We’ve been told regular exercise is one of the best ways to cope with the stress of the novel coronavirus, but so many forms of exercise — on teams, at the barre or in a gym — are out of the question.
With so many people hitting the pavement, a few questions come to mind, such as: Should you wear a mask when you run? When should you stretch? How do you ward off any potential injuries?
We spoke with experts in airborne disease transmission, doctors who oversee running clinics and coaches who train athletes for races to get advice for those new, or returning, to running.
The Centers for Disease Control and Prevention recommends people maintain at least six feet of distance, about two arms’ lengths, from those around you, but six feet may not be enough, some experts said.
Linsey Marr, a professor at Virginia Tech who studies how viruses travel through the air, told The Post that runners should try to keep 10 feet between them and other runners or walkers, if not more.
“Six feet isn’t some magic boundary beyond which there’s zero risk,” Marr said over the phone. “The farther you are away, the better.”
The World Health Organization reports that the virus that causes covid-19 can be spread when an infected person coughs or sneezes, sending droplets into the air that eventually fall to the ground. But a growing number of studies suggest that smaller particles containing the virus can remain suspended in air and, in certain environments, travel farther than just six feet. The research is one part of a larger scientific debate about how the novel coronavirus can spread from person to person.
“To me, 10 feet is safer,” said Marr, who’s a runner herself. Marr said 10 feet gives some wiggle room if you need to bend the rule in a tight situation.
There’s a concern that with every labored breath, runners who have the virus release infectious particles into the air around them. If you’re passing someone every minute during a run, Marr recommended wearing a face mask of tightly woven fabric that fits close to your face, such as a layered Buff around your neck.
You’re going to want to also avoid running in a group. And, when you do move past someone in front of you, pass the person quickly, Marr said. Try to give the other person plenty of space. You don’t want to draft behind other runners, taking in the air they’re exhaling.
Of course, your chances of contracting the virus outside are generally “much, much lower” than inside a room with poor ventilation, Marr said. Any breath, cough or sneeze from someone infected with the virus could be scattered by the wind.
“Your risk is going to depend on how much virus you might be exposed to,” Marr said, “so that’s why I’ve been saying don’t linger right in front of or right behind someone else.”
These are anxious times. The moments outside are a way to unwind and unplug from the news of the pandemic. No matter what degree of social distancing you’re comfortable with, others may not feel the same way.
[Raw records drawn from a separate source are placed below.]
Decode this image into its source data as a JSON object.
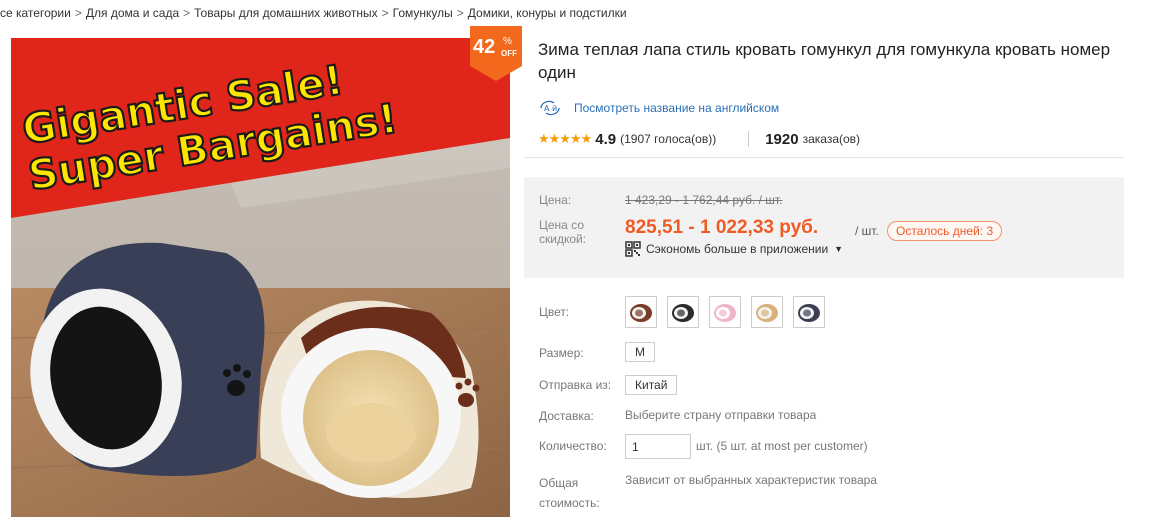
{
  "breadcrumb": [
    "се категории",
    "Для дома и сада",
    "Товары для домашних животных",
    "Гомункулы",
    "Домики, конуры и подстилки"
  ],
  "breadcrumb_separator": ">",
  "gallery": {
    "banner_line1": "Gigantic Sale!",
    "banner_line2": "Super Bargains!",
    "banner_bg": "#e0251b",
    "banner_text": "#ffe600"
  },
  "discount": {
    "percent": "42",
    "percent_sign": "%",
    "off": "OFF",
    "color": "#f2691e"
  },
  "product": {
    "title": "Зима теплая лапа стиль кровать гомункул для гомункула кровать номер один",
    "translate_link": "Посмотреть название на английском",
    "stars": "★★★★★",
    "rating": "4.9",
    "votes": "(1907 голоса(ов))",
    "orders_count": "1920",
    "orders_label": "заказа(ов)"
  },
  "price": {
    "label": "Цена:",
    "old": "1 423,29 - 1 762,44 руб. / шт.",
    "discount_label": "Цена со скидкой:",
    "new": "825,51 - 1 022,33 руб.",
    "per_unit": "/ шт.",
    "days_left": "Осталось дней: 3",
    "app_save": "Сэкономь больше в приложении",
    "accent": "#ef5b25"
  },
  "options": {
    "color_label": "Цвет:",
    "colors": [
      "#7a3d28",
      "#2b2b2b",
      "#f0b6c8",
      "#d9b07a",
      "#3a3f52"
    ],
    "size_label": "Размер:",
    "size_value": "M",
    "ship_from_label": "Отправка из:",
    "ship_from_value": "Китай",
    "delivery_label": "Доставка:",
    "delivery_value": "Выберите страну отправки товара",
    "qty_label": "Количество:",
    "qty_value": "1",
    "qty_note": "шт. (5 шт. at most per customer)",
    "total_label": "Общая стоимость:",
    "total_value": "Зависит от выбранных характеристик товара"
  }
}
Conroy Zien, a running coach in Maryland, said the last thing he wants is for runners to get a bad reputation by hogging sidewalks and trails. In his eyes, every runner is an ambassador of the sport, and you should pay attention to, say, the parent walking with a stroller.
“Get out of the way. Move out of the way,” Zien said. “Make it obvious that you are allowing them their appropriate social distance.”
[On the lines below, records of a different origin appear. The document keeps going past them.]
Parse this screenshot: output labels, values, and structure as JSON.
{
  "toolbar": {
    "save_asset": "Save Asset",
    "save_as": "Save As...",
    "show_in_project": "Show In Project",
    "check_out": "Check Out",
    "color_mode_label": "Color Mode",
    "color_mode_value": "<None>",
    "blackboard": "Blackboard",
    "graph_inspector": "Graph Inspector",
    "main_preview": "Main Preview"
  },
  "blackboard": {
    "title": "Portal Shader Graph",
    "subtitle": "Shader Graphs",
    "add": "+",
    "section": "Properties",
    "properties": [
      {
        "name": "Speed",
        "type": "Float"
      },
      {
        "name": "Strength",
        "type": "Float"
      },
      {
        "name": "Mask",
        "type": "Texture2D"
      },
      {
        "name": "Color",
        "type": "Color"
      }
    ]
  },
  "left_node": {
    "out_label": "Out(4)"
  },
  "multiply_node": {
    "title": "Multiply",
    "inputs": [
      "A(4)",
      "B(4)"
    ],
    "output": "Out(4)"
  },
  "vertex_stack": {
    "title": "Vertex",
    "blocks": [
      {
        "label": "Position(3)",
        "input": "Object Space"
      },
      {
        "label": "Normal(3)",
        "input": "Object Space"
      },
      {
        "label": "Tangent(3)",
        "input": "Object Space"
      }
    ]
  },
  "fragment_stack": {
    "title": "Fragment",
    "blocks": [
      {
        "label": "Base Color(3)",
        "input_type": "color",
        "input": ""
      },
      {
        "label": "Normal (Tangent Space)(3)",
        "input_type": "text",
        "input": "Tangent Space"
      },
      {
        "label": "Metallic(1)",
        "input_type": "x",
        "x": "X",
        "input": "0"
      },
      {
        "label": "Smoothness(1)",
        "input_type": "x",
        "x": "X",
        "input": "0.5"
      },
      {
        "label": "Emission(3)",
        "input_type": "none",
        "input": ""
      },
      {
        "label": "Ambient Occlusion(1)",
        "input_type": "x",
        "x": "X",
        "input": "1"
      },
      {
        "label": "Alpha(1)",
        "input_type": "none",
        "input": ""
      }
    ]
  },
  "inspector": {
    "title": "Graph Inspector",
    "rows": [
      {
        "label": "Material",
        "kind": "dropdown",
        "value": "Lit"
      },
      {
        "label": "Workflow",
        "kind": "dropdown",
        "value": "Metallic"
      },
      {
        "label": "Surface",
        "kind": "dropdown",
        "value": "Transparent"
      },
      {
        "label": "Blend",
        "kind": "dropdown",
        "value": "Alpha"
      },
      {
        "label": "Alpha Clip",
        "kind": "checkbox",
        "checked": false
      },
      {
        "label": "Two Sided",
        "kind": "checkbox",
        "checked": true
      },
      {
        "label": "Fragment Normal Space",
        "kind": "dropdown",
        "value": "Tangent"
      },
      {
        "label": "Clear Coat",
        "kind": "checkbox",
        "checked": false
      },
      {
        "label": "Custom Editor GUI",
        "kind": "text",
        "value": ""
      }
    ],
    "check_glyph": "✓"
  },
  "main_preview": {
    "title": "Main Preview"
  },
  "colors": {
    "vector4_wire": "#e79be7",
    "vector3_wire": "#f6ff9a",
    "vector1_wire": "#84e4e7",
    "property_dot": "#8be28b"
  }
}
Ease back into it
If you’re just getting into running, the most important step is to start slow. Bob Wilder, the director of the University of Virginia’s Runner’s Clinic, said he recommends first-time runners start with a walk-run program, adding more running every week, with one minute of walking and another of running. The key is to not go headfirst into a hard, long-running schedule, Wilder told The Post.
“You don’t want to jump into a training program that one of your friends have been doing for years,” he added.
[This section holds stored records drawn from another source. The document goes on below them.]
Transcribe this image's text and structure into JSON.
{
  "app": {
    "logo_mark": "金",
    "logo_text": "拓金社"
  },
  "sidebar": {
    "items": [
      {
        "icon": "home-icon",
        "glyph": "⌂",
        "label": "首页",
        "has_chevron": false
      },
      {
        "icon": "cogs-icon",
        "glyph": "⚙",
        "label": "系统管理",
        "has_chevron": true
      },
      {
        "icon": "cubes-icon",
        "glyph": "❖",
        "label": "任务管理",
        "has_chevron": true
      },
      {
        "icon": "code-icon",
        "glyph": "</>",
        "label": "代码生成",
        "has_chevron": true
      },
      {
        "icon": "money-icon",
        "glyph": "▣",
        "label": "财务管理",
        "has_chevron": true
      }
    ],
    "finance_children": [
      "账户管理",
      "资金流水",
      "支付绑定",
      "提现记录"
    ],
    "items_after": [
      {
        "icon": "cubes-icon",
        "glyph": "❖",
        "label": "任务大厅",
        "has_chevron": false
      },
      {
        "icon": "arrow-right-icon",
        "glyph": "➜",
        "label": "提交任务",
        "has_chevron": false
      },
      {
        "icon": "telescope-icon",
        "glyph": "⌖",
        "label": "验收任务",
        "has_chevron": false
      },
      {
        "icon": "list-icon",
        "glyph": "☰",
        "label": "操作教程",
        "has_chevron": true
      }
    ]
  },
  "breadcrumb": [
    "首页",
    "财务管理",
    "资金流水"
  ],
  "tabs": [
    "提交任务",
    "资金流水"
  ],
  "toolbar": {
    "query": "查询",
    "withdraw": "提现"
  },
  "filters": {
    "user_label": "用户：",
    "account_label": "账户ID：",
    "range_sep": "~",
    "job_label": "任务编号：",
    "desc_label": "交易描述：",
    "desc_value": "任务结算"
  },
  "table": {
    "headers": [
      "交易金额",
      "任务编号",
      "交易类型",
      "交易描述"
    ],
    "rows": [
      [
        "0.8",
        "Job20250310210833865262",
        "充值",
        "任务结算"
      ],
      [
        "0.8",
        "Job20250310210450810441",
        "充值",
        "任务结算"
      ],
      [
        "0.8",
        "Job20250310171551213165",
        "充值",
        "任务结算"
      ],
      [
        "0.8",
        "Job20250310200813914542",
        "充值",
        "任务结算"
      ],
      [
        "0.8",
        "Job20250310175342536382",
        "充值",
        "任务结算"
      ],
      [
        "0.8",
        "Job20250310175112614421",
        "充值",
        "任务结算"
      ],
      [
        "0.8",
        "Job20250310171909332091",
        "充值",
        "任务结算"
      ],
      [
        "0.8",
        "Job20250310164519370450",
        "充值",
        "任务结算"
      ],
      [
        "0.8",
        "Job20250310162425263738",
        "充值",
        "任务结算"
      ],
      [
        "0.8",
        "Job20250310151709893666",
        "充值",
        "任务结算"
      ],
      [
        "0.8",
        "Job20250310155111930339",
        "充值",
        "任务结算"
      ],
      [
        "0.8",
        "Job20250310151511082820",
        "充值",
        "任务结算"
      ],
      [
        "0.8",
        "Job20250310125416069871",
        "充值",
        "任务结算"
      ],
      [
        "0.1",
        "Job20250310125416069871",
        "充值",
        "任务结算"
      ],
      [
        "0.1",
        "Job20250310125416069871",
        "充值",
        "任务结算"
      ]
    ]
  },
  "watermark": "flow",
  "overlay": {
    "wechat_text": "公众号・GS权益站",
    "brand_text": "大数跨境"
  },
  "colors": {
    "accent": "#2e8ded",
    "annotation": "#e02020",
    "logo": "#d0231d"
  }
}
Zien has been coaching first-time marathon runners since 2012 for the Montgomery County Road Runners, a club based in suburban Maryland. Zien told The Post that the first goal for any runner is to stay healthy and injury-free. Try not to push yourself too hard at the start.
“Don’t go from zero to 100 overnight,” Zien said over the phone, adding that you shouldn’t leap from “the couch to a marathon.” Start with smaller goals (and races). Any injury will only set you back.
Consider that same mantra when you start any run, short or long. Begin with a warm-up walk or jog, and then pick up the pace over time, Wilder said. You don’t need to stretch right before you run, but take some time to stretch your muscles after a workout; even later in the day is fine.